* Entries shown
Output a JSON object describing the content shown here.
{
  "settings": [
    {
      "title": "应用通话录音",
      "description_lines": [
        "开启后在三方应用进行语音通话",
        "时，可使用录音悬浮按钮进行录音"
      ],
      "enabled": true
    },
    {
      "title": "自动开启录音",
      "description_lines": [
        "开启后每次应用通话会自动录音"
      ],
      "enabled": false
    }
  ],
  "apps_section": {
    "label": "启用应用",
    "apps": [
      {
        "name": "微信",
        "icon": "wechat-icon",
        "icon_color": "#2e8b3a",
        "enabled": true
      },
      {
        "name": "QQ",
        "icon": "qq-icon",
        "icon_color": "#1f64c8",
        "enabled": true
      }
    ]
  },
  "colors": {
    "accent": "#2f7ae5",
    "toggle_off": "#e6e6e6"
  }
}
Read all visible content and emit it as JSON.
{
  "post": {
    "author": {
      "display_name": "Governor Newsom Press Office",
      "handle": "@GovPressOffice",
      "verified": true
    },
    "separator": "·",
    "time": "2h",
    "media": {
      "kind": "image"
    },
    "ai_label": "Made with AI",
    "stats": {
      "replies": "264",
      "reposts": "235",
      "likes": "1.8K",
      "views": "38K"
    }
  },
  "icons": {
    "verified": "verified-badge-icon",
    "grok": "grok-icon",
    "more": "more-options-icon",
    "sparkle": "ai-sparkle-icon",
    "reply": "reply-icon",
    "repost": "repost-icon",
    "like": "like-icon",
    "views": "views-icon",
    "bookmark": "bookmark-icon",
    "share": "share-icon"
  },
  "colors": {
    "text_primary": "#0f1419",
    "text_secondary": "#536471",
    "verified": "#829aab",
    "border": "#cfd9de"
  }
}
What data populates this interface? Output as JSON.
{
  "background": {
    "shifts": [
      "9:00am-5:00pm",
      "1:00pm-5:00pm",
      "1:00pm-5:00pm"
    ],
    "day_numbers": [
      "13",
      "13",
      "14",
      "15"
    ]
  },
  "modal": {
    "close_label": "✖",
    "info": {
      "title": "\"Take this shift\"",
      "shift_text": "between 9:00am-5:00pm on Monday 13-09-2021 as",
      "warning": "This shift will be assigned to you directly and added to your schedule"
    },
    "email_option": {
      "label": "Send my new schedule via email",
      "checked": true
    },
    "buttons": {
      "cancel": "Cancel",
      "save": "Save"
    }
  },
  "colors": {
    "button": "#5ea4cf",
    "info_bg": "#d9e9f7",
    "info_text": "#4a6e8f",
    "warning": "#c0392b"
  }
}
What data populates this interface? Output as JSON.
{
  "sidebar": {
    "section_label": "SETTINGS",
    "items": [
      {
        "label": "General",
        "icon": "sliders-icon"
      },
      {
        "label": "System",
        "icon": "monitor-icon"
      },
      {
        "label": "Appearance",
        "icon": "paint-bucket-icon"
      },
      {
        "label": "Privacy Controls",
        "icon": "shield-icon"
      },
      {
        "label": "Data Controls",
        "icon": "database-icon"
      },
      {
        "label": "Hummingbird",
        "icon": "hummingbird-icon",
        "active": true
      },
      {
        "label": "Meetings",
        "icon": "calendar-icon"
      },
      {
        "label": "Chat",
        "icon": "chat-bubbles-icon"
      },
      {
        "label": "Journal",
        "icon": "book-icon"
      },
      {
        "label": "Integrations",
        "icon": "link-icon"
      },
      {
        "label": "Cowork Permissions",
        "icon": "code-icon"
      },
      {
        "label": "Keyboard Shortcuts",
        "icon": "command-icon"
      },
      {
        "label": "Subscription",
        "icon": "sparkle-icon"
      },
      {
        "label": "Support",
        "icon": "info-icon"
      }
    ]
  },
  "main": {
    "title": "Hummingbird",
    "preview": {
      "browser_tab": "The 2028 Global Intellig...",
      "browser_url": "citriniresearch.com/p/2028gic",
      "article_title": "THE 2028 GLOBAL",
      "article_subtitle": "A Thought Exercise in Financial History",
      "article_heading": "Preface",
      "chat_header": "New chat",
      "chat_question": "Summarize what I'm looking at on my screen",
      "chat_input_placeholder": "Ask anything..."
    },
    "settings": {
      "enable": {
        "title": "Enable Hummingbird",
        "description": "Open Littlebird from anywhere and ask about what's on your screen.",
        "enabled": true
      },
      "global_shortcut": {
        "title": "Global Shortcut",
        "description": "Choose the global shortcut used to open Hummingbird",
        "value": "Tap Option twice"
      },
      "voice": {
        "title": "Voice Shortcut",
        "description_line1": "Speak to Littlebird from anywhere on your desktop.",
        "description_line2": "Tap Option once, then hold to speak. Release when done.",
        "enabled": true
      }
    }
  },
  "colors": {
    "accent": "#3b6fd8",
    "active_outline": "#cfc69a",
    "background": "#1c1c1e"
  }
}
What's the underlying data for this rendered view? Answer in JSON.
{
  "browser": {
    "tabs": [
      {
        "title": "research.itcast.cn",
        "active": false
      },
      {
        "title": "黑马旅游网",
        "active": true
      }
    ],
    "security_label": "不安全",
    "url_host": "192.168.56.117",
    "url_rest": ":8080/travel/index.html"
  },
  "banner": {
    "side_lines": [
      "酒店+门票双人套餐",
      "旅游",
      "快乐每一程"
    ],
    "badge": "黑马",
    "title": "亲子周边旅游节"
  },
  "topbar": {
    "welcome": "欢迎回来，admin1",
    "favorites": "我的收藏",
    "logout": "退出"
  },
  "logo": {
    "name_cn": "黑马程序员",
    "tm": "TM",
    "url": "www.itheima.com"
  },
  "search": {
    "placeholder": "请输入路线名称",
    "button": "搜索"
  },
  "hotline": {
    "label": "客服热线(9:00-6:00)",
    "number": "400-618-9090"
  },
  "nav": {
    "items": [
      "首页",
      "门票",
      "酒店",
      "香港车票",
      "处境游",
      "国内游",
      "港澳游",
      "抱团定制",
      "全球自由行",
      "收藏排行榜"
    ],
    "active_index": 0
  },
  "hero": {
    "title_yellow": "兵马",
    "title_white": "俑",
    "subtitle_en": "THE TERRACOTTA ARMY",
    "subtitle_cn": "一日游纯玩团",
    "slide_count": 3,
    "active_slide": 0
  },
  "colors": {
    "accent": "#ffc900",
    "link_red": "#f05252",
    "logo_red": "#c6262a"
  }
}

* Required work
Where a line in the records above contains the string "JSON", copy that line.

* The completed task
Output a JSON object describing the content shown here.
Read all visible content and emit it as JSON.
What data populates this interface? Output as JSON.
What data populates this interface? Output as JSON.
What's the underlying data for this rendered view? Answer in JSON.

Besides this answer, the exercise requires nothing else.